Starkiller Base is shown using an entire star for it’s “fuel”, clearly at a Type 2 Kardashev civilization. Wouldn’t sucking that amount of energy into a planet be a pretty risky proposition? You see, military personnel don’t choose to bankroll tech that doesn’t have risks. Is it possible that the risk is well worth the strategic reward?
Let’s think about that. Starkiller Base destroys five Republic worlds before being destroyed. The movie doesn’t explain this in detail (which I like), but the Republic is essentially North Vietnam to the Resistance’s Viet Cong, as far as we can tell. The Republic is the source of capital using a terrorist organization to fight the First Order. What kind of resources can the Republic provide? We don’t know that, but on a galactic scale, it could be huge. It’s hard for us to speculate on a galaxy-wide economy. Recently, someone published a paper about it, saying that the Death Stars would be “unrecoverable” financial losses. The problem with this analysis, from a scientist’s perspective, is that it is really difficult for us to even estimate what a galactic military’s budget might be and whether or not a loss is an acceptable loss given the gains.
But back to Starkiller Base. Starkiller Base destroyed five Republic worlds (I do hate how JJ Abrams thinks that people can see planets from other planets in space. LOL). We don’t really have any idea how badly that cripples the Republic and, by extension, the Resistance. Is it so hard to imagine that the answer is a lot? And that maybe even the morale hit of dozens or even hundreds of billions of innocent Republic citizens being killed would have sapped the willingness of many Resistance fighters to fight?

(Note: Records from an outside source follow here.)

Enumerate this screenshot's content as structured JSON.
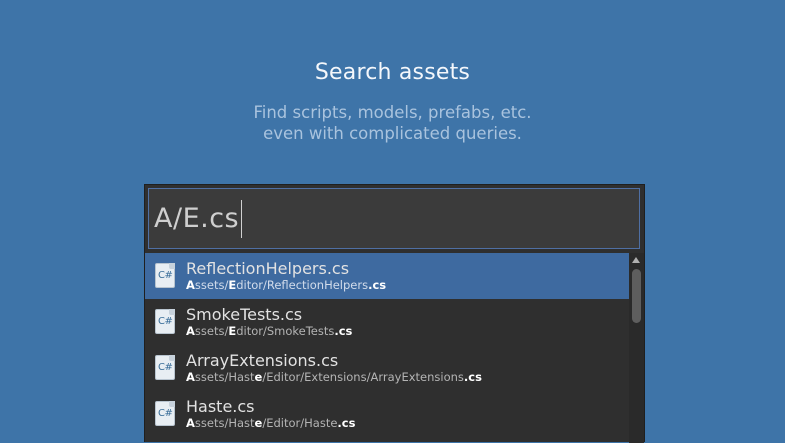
{
  "header": {
    "title": "Search assets",
    "subtitle_line1": "Find scripts, models, prefabs, etc.",
    "subtitle_line2": "even with complicated queries."
  },
  "search": {
    "query": "A/E.cs"
  },
  "results": [
    {
      "name": "ReflectionHelpers.cs",
      "selected": true,
      "path_segments": [
        {
          "text": "A",
          "match": true
        },
        {
          "text": "ssets/",
          "match": false
        },
        {
          "text": "E",
          "match": true
        },
        {
          "text": "ditor/ReflectionHelpers",
          "match": false
        },
        {
          "text": ".cs",
          "match": true
        }
      ]
    },
    {
      "name": "SmokeTests.cs",
      "selected": false,
      "path_segments": [
        {
          "text": "A",
          "match": true
        },
        {
          "text": "ssets/",
          "match": false
        },
        {
          "text": "E",
          "match": true
        },
        {
          "text": "ditor/SmokeTests",
          "match": false
        },
        {
          "text": ".cs",
          "match": true
        }
      ]
    },
    {
      "name": "ArrayExtensions.cs",
      "selected": false,
      "path_segments": [
        {
          "text": "A",
          "match": true
        },
        {
          "text": "ssets/Hast",
          "match": false
        },
        {
          "text": "e",
          "match": true
        },
        {
          "text": "/Editor/Extensions/ArrayExtensions",
          "match": false
        },
        {
          "text": ".cs",
          "match": true
        }
      ]
    },
    {
      "name": "Haste.cs",
      "selected": false,
      "path_segments": [
        {
          "text": "A",
          "match": true
        },
        {
          "text": "ssets/Hast",
          "match": false
        },
        {
          "text": "e",
          "match": true
        },
        {
          "text": "/Editor/Haste",
          "match": false
        },
        {
          "text": ".cs",
          "match": true
        }
      ]
    }
  ],
  "icon": {
    "name": "csharp-script-icon",
    "glyph": "C#"
  },
  "colors": {
    "background": "#3e74a8",
    "selection": "#3e6aa0",
    "panel": "#2f2f2f"
  }
}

We may never know the precise quantitative toll the destruction of those worlds made on the Resistance. And we don’t have to. The difference between the “super weapon complainer” and I seems to simply be that I can imagine the risk/reward ratio for the First Order as being worth the potential loss of the station, and the detractors can’t. Or, they simply haven’t bothered to take the time to think about those possibilities.

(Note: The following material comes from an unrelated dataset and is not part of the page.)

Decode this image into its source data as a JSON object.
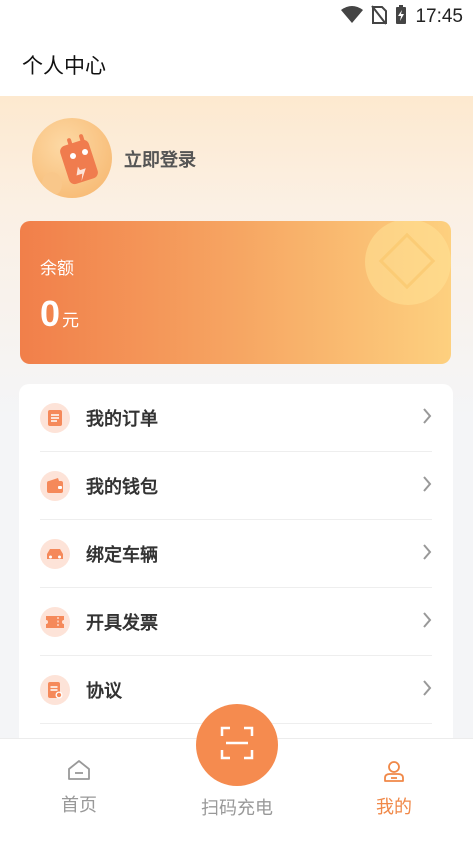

Fiction doesn’t have to follow the rules of logic. And rarely does it do so. You can either suspend your disbelief and enjoy the ride, or you can’t. All I’m saying is that I don’t see giant super weapons like that as “stupid” from a military perspective, given what they can do. I see their function as carrying with them inherent liabilities and I see the rewards to the wielder as potentially worth the risks.
Scale factors hugely into the assessment here. I could see a counter argument in that regard. Perhaps five Republic worlds is a drop in the bucket compared to a galaxy-wide theatre? I’m willing to entertain those ideas. What I’m not willing to entertain is a lack of imagination, and that is what I think the “super weapons are stupid ideas” argument to be.